Christians join forces to urge change to government practice of imprisoning children
Quakers in Britain have joined a call on the UK government to ‘bring an immediate end to the unnecessary and inhumane practice of imprisoning children, babies and young people in immigration removal centres’.

The demand was made in a letter published in the Daily Telegraph today and was signed by Susan Seymour, clerk of Meeting for Sufferings (a decision-making body of Quakers in Britain). The letter was written in response to the children’s commissioner report on children detained at Yarl’s Wood Immigration Removal Centre, which was published last week. Last year, a report by NHS paediatricians and psychologists, ‘Lorek et al’, reported in the international peer-reviewed journal, Child Abuse & Neglect, (October 2009) that children locked up at Yarl’s Wood Detention Centre were ‘clearly vulnerable, marginalised, and at risk of mental and physical harm as a result of state sanctioned neglect.’

The doctors recorded children’s ‘sexualised behaviour’, older children’s tendency to wet their beds and soil their pants, the ‘increased fear due to being suddenly placed in a facility resembling a prison’, the ‘abrupt loss of home, school, friends and all that was familiar to them.’

The UK Border Agency (UKBA) arrests and detains some 2,000 asylum-seeking children every year, although there is no evidence that families with young children abscond.

Dave Wood, UKBA director of criminality and detention, told a parliamentary committee in September 2009: ‘Whilst issues are raised about absconding, that is not our biggest issue. It does happen but it is not terribly easy for a family unit to abscond.’

Other signatories to the Telegraph letter represented various other Christian denominations and groups.

The children commissioner’s report was a follow up to a report last year. The commissioner recognised that UKBA and SERCO, which manages Yarl’s Wood, have shown a commitment to change procedures and improve conditions. Changes resulting from the Commissioner’s involvement include:
an improved environment with a less institutional feel, newly constructed classrooms and fewer prison style uniforms being worn;
better facilities for feeding babies and a new complaints system; and
an end to transporting children to Yarl’s Wood in caged vans.

According to the commissioner, children continue to report that they find the process of arrest and transportation distressing and increasingly, children are separated from parents when transported to the centre. Many are not told what will happen to their belongings and pets left behind and many have difficulty contacting friends.

The commissioner was also concerned by failure to adequately prepare children for returning to their country of origin has meant on occasion, children have been removed from the UK without being given adequate malarial prophylaxis and there have also been reports of unacceptable delays in providing treatment.

Speaking about the new investigation commissioner Al Aynsley-Green said: ‘It is the government’s role rather than mine to decide whether a child should be removed from the UK but I want to make sure the process by which they are removed is humane. Yarl’s Wood is no place for a child. Ultimately, I would like to see a far faster process and an end to the detention of children in the asylum system. There needs to be more education about the alternatives to detention.

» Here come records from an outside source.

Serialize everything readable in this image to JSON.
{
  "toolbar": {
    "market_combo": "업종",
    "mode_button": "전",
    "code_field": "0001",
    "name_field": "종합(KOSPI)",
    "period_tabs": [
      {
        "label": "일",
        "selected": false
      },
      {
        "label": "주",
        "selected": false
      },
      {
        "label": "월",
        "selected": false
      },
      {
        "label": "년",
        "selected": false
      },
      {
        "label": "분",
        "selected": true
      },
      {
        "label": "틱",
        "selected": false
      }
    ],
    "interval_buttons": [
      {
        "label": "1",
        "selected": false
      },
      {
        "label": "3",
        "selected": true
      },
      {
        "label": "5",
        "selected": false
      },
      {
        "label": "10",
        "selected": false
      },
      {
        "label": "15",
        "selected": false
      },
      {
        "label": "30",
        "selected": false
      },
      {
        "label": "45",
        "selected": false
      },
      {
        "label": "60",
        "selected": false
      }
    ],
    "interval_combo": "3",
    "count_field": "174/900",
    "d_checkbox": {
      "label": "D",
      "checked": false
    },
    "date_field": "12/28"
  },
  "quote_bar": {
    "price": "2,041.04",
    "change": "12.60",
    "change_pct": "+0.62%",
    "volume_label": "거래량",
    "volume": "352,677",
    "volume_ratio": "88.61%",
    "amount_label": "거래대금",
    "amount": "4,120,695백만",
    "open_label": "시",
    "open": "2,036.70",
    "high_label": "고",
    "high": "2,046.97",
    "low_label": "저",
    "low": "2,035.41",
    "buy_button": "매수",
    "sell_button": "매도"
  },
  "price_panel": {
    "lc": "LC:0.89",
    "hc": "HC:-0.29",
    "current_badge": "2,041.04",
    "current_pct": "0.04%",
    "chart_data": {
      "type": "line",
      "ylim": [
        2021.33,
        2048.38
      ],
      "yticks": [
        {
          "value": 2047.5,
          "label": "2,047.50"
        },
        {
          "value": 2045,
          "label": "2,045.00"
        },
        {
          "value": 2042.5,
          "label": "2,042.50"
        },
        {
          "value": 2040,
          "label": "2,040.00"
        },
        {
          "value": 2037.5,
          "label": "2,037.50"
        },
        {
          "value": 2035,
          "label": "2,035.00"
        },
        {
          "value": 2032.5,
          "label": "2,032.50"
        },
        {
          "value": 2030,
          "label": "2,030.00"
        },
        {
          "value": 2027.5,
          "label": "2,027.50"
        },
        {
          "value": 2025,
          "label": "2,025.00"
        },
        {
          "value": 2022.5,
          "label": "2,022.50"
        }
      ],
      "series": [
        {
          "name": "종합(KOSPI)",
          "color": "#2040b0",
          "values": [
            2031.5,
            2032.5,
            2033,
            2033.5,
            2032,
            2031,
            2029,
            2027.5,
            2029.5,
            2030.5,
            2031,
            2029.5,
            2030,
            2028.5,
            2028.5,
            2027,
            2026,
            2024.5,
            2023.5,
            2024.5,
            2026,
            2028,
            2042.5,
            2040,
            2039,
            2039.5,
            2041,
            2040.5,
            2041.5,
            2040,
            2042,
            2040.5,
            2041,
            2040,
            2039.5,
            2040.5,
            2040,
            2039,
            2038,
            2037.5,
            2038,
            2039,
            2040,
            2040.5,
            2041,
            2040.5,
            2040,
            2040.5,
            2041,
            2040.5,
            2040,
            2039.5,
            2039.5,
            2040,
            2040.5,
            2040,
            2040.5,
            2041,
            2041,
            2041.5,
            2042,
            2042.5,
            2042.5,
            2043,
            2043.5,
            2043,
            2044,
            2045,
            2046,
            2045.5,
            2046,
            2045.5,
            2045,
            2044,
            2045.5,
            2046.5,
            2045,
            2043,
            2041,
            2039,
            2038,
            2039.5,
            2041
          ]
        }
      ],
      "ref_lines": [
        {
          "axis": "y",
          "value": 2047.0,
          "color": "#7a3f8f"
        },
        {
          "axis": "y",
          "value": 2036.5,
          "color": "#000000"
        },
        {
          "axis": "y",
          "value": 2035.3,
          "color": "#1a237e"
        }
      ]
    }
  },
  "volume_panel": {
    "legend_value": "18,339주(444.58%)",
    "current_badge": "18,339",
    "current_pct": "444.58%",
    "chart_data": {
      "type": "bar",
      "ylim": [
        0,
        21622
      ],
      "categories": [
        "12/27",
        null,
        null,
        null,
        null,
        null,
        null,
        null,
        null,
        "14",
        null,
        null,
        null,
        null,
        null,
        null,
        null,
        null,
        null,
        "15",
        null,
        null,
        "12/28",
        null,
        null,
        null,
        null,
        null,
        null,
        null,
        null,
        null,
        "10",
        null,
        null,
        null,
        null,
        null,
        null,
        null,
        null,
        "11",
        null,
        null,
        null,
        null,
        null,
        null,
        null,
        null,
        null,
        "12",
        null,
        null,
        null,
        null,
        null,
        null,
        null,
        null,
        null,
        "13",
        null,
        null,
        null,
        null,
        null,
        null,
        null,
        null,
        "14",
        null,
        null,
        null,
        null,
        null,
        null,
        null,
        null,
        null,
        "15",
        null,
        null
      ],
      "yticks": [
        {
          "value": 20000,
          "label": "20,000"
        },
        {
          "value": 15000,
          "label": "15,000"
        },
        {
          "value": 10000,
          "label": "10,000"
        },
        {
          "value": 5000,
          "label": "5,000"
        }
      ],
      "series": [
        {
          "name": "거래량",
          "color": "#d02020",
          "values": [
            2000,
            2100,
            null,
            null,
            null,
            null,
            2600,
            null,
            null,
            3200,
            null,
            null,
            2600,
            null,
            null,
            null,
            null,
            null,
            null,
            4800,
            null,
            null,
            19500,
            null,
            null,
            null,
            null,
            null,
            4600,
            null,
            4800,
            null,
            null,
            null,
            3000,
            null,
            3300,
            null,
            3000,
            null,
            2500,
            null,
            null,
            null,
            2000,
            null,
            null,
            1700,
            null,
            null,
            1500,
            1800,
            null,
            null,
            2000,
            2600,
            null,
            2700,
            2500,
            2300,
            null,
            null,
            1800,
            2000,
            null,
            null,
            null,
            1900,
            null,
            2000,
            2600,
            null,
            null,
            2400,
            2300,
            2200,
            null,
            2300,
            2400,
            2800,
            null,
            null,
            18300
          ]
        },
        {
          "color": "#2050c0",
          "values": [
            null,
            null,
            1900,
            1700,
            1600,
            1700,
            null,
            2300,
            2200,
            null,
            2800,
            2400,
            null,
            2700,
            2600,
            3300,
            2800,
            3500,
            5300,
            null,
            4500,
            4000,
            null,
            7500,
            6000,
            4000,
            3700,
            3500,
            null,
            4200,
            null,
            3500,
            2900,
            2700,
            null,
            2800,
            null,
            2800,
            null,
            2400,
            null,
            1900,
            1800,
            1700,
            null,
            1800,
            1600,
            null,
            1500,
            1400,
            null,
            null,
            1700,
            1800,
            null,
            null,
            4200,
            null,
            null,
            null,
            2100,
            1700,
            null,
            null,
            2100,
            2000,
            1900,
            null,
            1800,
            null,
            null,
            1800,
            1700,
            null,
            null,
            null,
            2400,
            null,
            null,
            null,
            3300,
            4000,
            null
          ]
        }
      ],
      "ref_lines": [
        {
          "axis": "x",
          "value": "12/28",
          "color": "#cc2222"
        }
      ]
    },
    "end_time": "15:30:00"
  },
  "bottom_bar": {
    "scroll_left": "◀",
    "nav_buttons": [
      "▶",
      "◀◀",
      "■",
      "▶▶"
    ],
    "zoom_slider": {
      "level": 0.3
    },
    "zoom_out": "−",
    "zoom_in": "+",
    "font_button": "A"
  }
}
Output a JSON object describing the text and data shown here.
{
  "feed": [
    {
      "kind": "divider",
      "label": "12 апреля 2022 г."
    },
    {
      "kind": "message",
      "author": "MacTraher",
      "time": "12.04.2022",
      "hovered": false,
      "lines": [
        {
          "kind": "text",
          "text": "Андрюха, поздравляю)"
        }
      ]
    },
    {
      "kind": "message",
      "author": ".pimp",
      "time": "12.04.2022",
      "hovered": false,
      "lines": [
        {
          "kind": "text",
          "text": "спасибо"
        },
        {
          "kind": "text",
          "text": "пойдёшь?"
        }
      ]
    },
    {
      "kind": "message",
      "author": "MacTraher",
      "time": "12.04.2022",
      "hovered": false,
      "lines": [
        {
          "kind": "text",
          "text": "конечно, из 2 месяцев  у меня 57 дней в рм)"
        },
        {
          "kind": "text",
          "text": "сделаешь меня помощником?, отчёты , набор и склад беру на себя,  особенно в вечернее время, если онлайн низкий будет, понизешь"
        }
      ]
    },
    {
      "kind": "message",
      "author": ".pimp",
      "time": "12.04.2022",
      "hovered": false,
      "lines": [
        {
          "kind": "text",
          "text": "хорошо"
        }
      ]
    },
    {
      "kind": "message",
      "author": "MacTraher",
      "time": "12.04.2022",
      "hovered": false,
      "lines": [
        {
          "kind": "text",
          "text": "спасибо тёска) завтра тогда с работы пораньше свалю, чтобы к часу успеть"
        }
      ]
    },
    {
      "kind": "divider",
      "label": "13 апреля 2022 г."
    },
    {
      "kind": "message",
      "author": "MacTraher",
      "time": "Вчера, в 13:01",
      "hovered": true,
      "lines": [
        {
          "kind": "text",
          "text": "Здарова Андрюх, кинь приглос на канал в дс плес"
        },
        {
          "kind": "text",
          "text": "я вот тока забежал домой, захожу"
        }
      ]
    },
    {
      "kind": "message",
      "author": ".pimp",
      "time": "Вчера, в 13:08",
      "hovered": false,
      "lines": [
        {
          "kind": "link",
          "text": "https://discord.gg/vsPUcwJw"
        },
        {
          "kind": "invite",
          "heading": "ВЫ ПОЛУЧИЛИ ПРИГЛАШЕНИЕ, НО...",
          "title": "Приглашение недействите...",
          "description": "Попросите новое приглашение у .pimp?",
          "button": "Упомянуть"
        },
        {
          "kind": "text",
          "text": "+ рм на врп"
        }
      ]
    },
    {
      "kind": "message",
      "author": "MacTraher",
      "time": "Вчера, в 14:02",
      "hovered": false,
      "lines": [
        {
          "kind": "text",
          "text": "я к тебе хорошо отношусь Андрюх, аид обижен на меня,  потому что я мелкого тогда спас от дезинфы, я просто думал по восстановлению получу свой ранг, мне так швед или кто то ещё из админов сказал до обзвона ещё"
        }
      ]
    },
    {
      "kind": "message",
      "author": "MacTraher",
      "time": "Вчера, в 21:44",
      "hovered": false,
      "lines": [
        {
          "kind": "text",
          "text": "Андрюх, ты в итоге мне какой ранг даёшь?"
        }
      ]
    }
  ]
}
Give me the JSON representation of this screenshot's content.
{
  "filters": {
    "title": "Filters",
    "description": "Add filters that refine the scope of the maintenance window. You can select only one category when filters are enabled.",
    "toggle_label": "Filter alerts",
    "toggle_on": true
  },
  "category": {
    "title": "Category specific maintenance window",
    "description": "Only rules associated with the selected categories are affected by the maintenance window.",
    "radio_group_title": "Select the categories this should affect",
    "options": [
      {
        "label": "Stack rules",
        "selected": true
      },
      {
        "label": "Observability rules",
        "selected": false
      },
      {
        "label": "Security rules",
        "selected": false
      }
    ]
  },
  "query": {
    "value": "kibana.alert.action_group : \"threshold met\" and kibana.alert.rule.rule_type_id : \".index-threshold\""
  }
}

But I recognise an end to child detention won’t happen overnight and am working to improve the arrest and detention process by looking at it from the child’s perspective.’ He added: ‘I commend UKBA and its staff for improving conditions at Yarl’s Wood over the last year but further work is still needed to improve arrest procedures and detention conditions to make the experience less distressing for and harmful to children.’

Quakers have long had an interest in the treatment of people in prison, with Elizabeth Fry, whose work is recorded on the five pound note, being most well-known. Visit http:/www.qarn.org.uk to learn more about Quaker work on asylum seekers and refugee issues today.

Visit http://www.childrenssociety.org.uk/resources/documents/media/18565_full.pdf to download the Lorek report.

23 02 2010 | by Jez Smith |